How to play: You can get as creative as you like with the scavenger hunt. Make a list of things to find, the children can help with this. The adventure of finding something red, something that lights up, covered in glitter or Santa likes to eat is all part of the fun!
Benefits of the game: Children can extend on their literacy as they follow a list of items to locate. The list can be written with text or with pictures depending on the age of the children. Comprehension and imagination are also key to the success of this game.
4. Reindeer Ring Toss
How to play: Bringing the traditional ring toss from the backyard to enjoy anywhere, this reindeer game will surely do the trick. Enlist the help of children to find V shaped sticks to use for antlers which can be set up by inserting the pointy end into the top of a recycled box to look like a reindeer. Next paint the face of a reindeer to complete the look. You can then make the rings by twisting pipe-cleaners together and take turns trying to get them onto the antlers.

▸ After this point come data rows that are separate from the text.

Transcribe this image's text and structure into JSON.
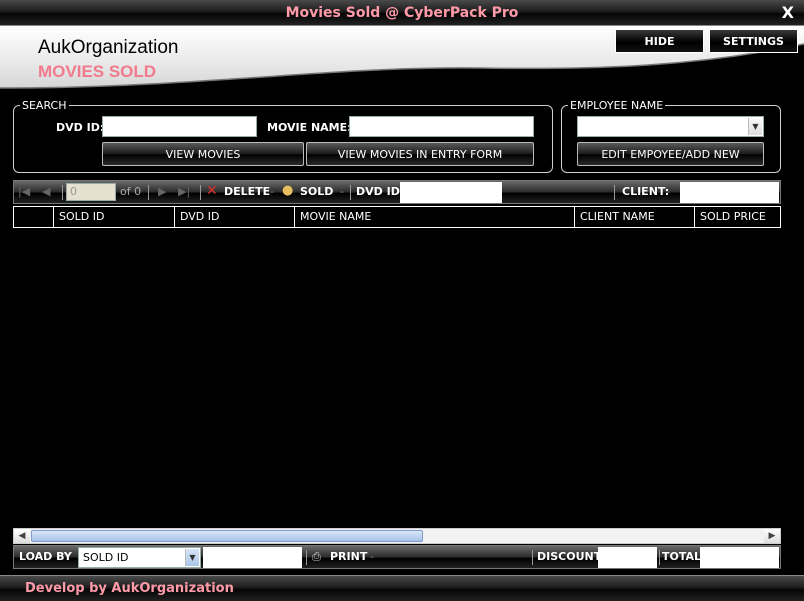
{
  "window": {
    "title": "Movies Sold @ CyberPack Pro",
    "close_label": "X"
  },
  "header": {
    "org_name": "AukOrganization",
    "page_title": "MOVIES SOLD",
    "hide_label": "HIDE",
    "settings_label": "SETTINGS"
  },
  "search": {
    "legend": "SEARCH",
    "dvd_id_label": "DVD ID:",
    "dvd_id_value": "",
    "movie_name_label": "MOVIE NAME:",
    "movie_name_value": "",
    "view_movies_label": "VIEW MOVIES",
    "view_in_form_label": "VIEW MOVIES IN ENTRY FORM"
  },
  "employee": {
    "legend": "EMPLOYEE NAME",
    "selected": "",
    "edit_label": "EDIT EMPOYEE/ADD NEW"
  },
  "navigator": {
    "position": "0",
    "of_count": "of 0",
    "delete_label": "DELETE",
    "sold_label": "SOLD",
    "dvd_id_label": "DVD ID:",
    "dvd_id_value": "",
    "client_label": "CLIENT:",
    "client_value": ""
  },
  "grid": {
    "columns": [
      "",
      "SOLD ID",
      "DVD ID",
      "MOVIE NAME",
      "CLIENT NAME",
      "SOLD PRICE"
    ],
    "rows": []
  },
  "bottom": {
    "load_by_label": "LOAD BY",
    "load_by_selected": "SOLD ID",
    "load_value": "",
    "print_label": "PRINT",
    "discount_label": "DISCOUNT",
    "discount_value": "",
    "total_label": "TOTAL",
    "total_value": ""
  },
  "footer": {
    "credit": "Develop by AukOrganization"
  },
  "colors": {
    "accent_pink": "#ff9aa8",
    "title_pink": "#f17a8c",
    "background": "#000000"
  }
}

Benefits of the game: Finding ways to bring nature indoors. Creativity and imagination in bringing everyday items together to create something that resembles a reindeer. Co-ordination for twisting the pipe cleaners to make rings as well as tossing them to land on the antlers. Sharing a sense of achievement and celebrating shared successes are also benefits to this game.
5. What’s in Santa’s Hat?

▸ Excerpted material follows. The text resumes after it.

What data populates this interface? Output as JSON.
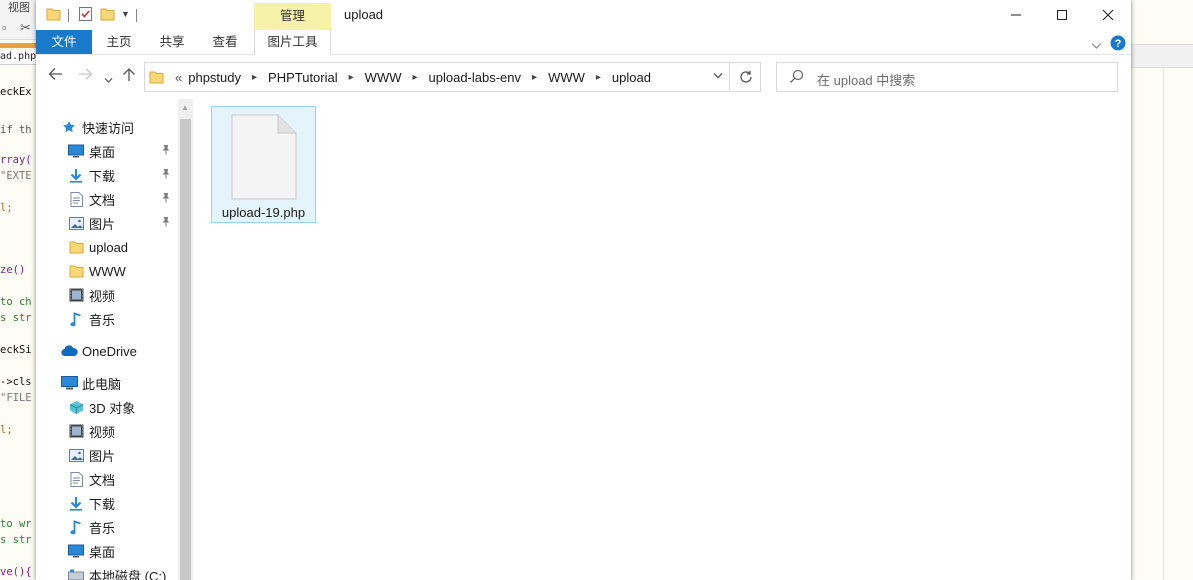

How to play: Collect some everyday items around the house that are small enough to fit inside a Santa Hat or Christmas Stocking. Take turns to hide an item and then provide clues for the children to guess what is inside!
Benefits of the game: Use of memory recall, imagination and comprehending the clues provided to guess what’s in the Santa Hat.
6. Musical Christmas chairs
How to play: Decorate some chairs with ribbon, tinsel or Christmas paper. Count the children and ensure there is one less chair than children. Play some music while they dance around in a circle around the chairs, and then when the music stops they have to sit down. Keep going until there are only two children left, and the last one to find the seat is the winner.
Benefits of the game: A fun game of socialisation and spatial awareness, with simple instructions to follow.
7. Disco dancing
How to play: Children love to dance, so get those Christmas tunes on and let them have a boogie. Turn it into a game by suggesting a prize for the best dancer, the highest kicks, or the silliest moves.
Benefits of the game: the children can practice their gross motor skills, as well as develop their rhythm and coordination.
8. Gift stacker
How to play: Collect boxes of different shapes and sizes, and paint them or decorate them if you like. Make two or more teams, and ask each team to try and get the highest stack of presents without them falling over.
Benefits of the game: this game brings a sense of fun and excitement, while sparking curiosity. Children also learn about turn taking and competition.
9. Christmas cooking class
How to play: lead the children in a cooking demonstration. This might be decorating biscuits or making some pizzas using Christmas coloured ingredients.
Benefits of the game: use cooking to introduce the children to mathematical concepts such as measurement and counting.
10. Writing letters to Santa
How to play: pull out lots of crayons, glitter glue and cardboard and let the children decorate their own letters for Santa. They can get your help to write on it if they choose to.
Benefits of the game: this activity will introduce children to literacy and develop their pre-writing skills.
Find out more about Little Giants Killara or Bluebird Early Learning Centre Roseville. Or if you are looking for child care in your area, simply type your postcode in the search bar at the top of the page.
See more on the corkboard
Working with Children Checks for Child Care
Child care workers must be cleared before they can launch into looking after kids, and every state and territory has its own laws in place.
Spelling for Kids - Teaching Kids to Spell
At home, you can create a spelling bee buzz with fun activities and ready-made resources, so let’s take a quick lesson in spelling for kids.